Creating a Postgres Operator Release

The Postgres operator is the controller for Postgres instances resources. You install the Postgres operator using the Helm package manager.

Edit the Operator Configuration

The file operator/values.yaml in the Tanzu SQL with Postgres directory specifies the location of the Postgres operator and instance images.

  • You may edit this file to confirm the container registry location to which you uploaded the images (see Push Docker Images to a Container Registry), and also to verify that the value of the dockerRegistrySecretName field in the operator/values.yaml matches the secret you created in Create Kubernetes Access Secret.

  • Alternatively, you may create a values-overrides.yaml (choose your own name) configuration file under the same location, where you can specify the container registry and secret.

  • For manual changes, you may also set individual parameters using the --set flag on the command line.

See Helm Values Files in the Helm documentation for more information.

If you are using a single node Minikube environment, it is not necessary to edit the operator/values.yaml file because Minikube pulls the images from its local Docker registry.

  1. Go to the directory where you unpacked the Tanzu SQL with Postgres distribution.

    $ cd postgres-v*
  2. Edit the file operator/values.yaml.

    • Add the container registry location to the operatorImageRepository value. For Google Cloud Registry, for example:
    • Add the container registry location to the postgresImageRepository value. For example:

    If you choose to create a values-overrides.yaml file instead, enter these lines in the file, replacing ${REGISTRY} with your private container registry name:

      operatorImageRepository: ${REGISTRY}/postgres-operator
      postgresImageRepository: ${REGISTRY}/postgres-instance
  3. Save the file.

Create the Postgres Operator Release

  1. Use Helm to install the Postgres operator in your Kubernetes cluster.

    $ helm install postgres-operator operator/


    $ helm install postgres-operator -f operator/values-overrides.yaml operator/

    Helm begins installing the new release into the Kubernetes namespace specified in the current Kubernetes context.

    The command displays the following message:

    NAME: postgres-operator
    LAST DEPLOYED: Tue Jun 16 13:28:05 2020
    NAMESPACE: default
    STATUS: deployed
    TEST SUITE: None
  2. Use the command watch kubectl get all to monitor the progress of the deployment. The deployment is complete when the Postgres operator pod status changes to Running.
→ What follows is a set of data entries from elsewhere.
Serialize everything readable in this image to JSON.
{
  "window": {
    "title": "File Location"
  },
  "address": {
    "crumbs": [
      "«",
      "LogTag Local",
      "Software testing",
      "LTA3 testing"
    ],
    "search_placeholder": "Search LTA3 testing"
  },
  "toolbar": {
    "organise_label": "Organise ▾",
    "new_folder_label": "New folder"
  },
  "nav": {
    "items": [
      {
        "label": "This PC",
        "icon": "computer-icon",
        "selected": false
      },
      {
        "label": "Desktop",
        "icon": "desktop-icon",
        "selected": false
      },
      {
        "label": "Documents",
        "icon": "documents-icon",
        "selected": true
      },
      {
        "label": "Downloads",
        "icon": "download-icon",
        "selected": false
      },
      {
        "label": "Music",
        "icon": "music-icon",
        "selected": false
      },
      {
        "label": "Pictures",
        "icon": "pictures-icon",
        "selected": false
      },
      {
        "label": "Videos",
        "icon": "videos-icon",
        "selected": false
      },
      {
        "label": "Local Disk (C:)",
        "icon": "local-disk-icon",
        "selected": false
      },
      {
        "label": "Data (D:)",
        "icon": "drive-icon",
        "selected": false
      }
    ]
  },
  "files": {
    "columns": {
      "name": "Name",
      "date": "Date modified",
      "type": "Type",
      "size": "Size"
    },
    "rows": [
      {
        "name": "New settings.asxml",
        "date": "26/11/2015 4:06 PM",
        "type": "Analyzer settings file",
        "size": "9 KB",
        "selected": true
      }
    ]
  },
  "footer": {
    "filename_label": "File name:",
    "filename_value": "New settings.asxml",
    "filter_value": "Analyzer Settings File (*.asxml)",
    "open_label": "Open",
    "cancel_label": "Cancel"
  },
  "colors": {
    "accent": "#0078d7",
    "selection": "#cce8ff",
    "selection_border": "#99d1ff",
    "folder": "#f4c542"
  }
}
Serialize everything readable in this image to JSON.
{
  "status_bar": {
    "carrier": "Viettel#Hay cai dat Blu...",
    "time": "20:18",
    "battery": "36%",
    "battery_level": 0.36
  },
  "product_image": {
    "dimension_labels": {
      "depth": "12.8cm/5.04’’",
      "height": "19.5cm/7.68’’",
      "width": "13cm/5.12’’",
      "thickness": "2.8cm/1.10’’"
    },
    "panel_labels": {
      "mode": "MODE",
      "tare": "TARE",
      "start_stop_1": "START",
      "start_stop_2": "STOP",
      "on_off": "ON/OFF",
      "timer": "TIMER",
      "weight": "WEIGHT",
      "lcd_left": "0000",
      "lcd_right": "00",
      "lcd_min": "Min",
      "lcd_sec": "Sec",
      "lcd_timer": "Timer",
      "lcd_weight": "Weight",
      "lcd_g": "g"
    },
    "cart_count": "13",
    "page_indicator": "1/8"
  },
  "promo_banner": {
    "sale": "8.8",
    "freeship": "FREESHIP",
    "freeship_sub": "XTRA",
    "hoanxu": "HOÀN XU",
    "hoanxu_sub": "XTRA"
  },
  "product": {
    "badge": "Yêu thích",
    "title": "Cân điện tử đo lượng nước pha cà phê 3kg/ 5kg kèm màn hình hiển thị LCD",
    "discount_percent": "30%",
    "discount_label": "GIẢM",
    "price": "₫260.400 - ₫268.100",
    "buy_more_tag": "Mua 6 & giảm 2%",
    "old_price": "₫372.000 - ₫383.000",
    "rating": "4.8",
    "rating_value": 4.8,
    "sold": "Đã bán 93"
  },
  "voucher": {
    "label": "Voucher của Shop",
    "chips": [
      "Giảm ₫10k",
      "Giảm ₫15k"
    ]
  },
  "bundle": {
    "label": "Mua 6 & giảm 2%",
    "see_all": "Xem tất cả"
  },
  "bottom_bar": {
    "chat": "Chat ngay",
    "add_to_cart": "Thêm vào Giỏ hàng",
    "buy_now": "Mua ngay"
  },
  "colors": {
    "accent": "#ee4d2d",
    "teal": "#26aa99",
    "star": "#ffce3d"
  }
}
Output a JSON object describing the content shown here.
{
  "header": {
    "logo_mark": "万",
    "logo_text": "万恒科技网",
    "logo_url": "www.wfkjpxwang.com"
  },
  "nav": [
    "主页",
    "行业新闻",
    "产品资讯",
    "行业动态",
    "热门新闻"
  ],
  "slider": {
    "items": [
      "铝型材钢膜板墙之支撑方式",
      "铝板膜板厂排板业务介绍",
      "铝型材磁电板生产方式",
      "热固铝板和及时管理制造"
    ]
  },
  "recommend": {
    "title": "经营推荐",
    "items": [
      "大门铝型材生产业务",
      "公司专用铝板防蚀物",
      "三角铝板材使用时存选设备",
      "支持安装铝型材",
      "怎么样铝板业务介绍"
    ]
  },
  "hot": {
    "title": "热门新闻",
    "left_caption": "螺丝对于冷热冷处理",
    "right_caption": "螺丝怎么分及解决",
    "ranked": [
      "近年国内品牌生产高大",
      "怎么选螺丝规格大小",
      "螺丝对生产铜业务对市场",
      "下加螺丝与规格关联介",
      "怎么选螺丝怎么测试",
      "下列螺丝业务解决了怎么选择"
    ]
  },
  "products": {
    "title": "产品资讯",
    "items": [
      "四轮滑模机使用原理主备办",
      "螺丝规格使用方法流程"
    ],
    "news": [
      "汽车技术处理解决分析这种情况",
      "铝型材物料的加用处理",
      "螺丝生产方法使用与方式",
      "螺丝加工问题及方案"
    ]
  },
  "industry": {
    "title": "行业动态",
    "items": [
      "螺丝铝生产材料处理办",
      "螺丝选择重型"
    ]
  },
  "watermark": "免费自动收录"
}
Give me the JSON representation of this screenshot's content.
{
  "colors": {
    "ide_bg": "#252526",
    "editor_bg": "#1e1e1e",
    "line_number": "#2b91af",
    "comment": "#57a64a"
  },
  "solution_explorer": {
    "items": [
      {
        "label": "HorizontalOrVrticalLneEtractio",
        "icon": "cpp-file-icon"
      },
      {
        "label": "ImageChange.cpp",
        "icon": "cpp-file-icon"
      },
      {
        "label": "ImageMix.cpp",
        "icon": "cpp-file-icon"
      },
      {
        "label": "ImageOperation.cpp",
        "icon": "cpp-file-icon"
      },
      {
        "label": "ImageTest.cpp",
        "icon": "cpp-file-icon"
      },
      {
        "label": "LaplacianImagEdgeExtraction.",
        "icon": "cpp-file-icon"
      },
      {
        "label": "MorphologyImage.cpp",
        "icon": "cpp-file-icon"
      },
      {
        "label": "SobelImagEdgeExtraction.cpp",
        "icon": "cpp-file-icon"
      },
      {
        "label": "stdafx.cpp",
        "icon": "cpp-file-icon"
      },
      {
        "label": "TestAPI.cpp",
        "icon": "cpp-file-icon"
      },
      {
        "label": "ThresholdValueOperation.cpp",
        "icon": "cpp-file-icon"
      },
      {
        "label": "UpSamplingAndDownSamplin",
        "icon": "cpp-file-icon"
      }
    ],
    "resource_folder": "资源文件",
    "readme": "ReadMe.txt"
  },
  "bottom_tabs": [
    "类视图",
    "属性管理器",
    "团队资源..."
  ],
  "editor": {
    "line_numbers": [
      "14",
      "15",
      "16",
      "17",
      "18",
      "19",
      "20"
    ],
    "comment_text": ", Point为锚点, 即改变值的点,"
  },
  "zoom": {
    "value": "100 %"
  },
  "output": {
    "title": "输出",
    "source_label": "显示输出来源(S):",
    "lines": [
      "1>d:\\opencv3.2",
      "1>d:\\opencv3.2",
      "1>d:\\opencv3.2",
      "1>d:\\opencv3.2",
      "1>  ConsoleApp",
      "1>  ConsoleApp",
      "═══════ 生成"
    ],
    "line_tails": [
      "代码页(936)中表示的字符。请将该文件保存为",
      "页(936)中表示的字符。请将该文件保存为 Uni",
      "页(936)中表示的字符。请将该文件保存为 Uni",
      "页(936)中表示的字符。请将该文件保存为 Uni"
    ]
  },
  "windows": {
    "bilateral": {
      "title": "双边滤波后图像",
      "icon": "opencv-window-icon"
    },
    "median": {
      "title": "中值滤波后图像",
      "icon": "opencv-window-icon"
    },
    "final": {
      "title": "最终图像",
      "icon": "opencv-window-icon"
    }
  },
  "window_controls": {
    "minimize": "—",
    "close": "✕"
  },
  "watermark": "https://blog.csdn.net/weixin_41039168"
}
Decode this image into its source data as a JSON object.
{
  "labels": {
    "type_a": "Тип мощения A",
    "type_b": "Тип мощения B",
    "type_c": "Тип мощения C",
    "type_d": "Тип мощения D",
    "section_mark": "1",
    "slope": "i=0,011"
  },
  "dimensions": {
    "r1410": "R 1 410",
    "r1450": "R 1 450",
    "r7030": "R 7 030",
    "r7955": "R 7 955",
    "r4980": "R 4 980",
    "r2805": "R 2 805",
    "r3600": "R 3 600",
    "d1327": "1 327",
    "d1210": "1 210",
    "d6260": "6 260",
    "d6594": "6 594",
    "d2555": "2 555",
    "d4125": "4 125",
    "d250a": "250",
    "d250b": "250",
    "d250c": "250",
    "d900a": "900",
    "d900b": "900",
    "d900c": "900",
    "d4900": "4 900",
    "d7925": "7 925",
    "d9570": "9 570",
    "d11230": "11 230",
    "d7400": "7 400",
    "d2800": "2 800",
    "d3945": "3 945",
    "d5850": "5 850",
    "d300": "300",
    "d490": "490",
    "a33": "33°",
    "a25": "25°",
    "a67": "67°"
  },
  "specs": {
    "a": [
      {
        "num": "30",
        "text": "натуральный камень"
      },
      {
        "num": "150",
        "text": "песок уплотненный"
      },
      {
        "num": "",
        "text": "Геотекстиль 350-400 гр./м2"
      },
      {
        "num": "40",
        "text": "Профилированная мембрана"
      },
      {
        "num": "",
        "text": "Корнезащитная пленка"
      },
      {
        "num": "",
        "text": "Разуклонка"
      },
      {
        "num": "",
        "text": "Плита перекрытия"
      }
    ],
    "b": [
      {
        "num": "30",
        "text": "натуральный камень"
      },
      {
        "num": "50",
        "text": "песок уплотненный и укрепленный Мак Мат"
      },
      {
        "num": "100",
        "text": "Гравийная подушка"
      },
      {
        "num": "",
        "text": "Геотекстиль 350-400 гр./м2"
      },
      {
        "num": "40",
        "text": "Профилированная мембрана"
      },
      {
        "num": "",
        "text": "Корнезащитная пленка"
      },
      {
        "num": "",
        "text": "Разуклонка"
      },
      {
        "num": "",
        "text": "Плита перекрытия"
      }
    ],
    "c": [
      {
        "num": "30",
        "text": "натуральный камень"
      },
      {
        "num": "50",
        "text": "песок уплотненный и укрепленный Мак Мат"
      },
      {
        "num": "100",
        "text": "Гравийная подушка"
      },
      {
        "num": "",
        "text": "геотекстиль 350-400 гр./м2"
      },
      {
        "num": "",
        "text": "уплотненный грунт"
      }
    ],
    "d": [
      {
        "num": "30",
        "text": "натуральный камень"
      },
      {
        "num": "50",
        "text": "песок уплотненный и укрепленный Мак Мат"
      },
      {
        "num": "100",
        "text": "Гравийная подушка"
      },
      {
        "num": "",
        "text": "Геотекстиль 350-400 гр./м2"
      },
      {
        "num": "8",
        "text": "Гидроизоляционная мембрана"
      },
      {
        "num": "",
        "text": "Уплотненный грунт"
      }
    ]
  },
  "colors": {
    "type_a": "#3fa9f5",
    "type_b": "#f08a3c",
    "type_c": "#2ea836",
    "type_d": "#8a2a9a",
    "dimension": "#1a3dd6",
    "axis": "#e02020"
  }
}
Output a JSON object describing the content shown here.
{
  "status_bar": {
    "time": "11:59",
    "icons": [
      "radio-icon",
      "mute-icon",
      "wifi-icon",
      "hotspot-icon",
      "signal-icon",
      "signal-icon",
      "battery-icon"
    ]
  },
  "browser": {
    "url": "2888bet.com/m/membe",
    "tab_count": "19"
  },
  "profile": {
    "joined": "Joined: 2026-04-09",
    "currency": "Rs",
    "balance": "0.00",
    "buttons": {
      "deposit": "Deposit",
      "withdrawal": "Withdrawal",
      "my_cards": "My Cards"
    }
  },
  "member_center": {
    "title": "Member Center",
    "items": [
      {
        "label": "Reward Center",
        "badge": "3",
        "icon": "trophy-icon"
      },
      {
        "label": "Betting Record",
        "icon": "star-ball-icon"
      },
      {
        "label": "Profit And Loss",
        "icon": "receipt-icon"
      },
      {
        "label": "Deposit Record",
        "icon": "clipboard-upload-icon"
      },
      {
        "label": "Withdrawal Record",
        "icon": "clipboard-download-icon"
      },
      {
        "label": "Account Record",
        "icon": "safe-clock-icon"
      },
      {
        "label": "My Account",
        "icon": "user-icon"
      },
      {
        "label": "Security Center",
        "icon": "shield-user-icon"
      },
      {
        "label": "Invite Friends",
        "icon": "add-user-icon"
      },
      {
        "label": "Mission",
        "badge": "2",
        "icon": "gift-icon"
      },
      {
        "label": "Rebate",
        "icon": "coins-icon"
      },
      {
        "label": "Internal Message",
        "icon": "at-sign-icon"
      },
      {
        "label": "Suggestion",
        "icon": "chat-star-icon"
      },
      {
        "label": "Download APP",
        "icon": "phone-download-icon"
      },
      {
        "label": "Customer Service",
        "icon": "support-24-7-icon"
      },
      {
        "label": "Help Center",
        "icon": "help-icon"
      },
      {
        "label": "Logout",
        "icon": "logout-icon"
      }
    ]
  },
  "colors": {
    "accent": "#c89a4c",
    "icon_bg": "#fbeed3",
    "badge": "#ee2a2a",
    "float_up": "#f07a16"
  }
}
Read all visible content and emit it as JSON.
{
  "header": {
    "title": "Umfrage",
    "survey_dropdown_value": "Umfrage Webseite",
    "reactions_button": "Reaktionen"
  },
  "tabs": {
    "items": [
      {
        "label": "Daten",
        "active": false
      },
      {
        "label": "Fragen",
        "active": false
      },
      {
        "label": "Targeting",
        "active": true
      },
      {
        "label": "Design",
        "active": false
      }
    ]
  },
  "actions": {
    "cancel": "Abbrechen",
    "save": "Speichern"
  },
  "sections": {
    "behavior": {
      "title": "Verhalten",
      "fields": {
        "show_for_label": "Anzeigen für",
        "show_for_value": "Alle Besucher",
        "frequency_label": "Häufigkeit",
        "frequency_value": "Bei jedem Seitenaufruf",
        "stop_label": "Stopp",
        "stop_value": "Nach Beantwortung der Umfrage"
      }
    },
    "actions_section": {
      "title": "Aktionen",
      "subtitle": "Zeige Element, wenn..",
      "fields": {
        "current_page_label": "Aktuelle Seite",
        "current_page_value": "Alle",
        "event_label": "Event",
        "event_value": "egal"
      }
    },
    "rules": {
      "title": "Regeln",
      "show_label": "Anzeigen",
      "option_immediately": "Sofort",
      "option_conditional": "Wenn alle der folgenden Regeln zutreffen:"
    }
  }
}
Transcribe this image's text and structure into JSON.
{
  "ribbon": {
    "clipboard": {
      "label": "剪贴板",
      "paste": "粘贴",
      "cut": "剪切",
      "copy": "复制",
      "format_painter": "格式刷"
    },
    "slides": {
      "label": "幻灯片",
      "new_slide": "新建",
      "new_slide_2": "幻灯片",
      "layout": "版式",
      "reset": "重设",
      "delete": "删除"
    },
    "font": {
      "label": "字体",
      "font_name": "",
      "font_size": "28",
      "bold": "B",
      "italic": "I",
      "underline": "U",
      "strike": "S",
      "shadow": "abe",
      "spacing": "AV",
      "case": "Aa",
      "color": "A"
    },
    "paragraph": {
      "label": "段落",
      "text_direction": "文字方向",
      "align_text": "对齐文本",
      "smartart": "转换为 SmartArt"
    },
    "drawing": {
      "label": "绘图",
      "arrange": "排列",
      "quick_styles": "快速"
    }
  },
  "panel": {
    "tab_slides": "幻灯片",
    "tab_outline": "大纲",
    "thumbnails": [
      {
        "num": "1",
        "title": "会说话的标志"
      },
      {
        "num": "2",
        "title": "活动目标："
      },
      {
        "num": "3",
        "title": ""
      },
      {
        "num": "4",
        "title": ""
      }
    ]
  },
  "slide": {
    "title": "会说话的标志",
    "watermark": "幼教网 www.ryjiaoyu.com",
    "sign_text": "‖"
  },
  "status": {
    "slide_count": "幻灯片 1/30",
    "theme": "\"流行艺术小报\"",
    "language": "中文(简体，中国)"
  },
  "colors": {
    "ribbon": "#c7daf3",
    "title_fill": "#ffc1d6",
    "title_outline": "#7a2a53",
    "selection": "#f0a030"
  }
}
    $ watch kubectl get all
    Every 2.0s: kubectl get all
    NAME                                     READY   STATUS    RESTARTS   AGE
    pod/postgres-operator-58b6746b66-v2tn7   1/1     Running   0          2m57s
    NAME                                        TYPE        CLUSTER-IP   EXTERNAL-IP   PORT(S)   AGE
    service/kubernetes                          ClusterIP     <none>        443/TCP   30m
    service/postgres-operator-webhook-service   ClusterIP   <none>        443/TCP   2m57s
    NAME                                READY   UP-TO-DATE   AVAILABLE   AGE
    deployment.apps/postgres-operator   1/1     1            1           2m58s
    NAME                                           DESIRED   CURRENT   READY   AGE
    replicaset.apps/postgres-operator-58b6746b66   1         1         1       2m58s

Next steps

After you install the Postgres Operator, you can use it to deploy and manage Postgres instances. To interact with the Postgres Operator, you place a set of instructions into a YAML-formatted configuration file (a Kubernetes manifest) and then use the kubectl utility to send the file instructions to the operator. The Postgres Operator is then responsible for following the instructions that you provide, and also for maintaining the state of the Postgres instance according to the properties that you defined.

For more details, see: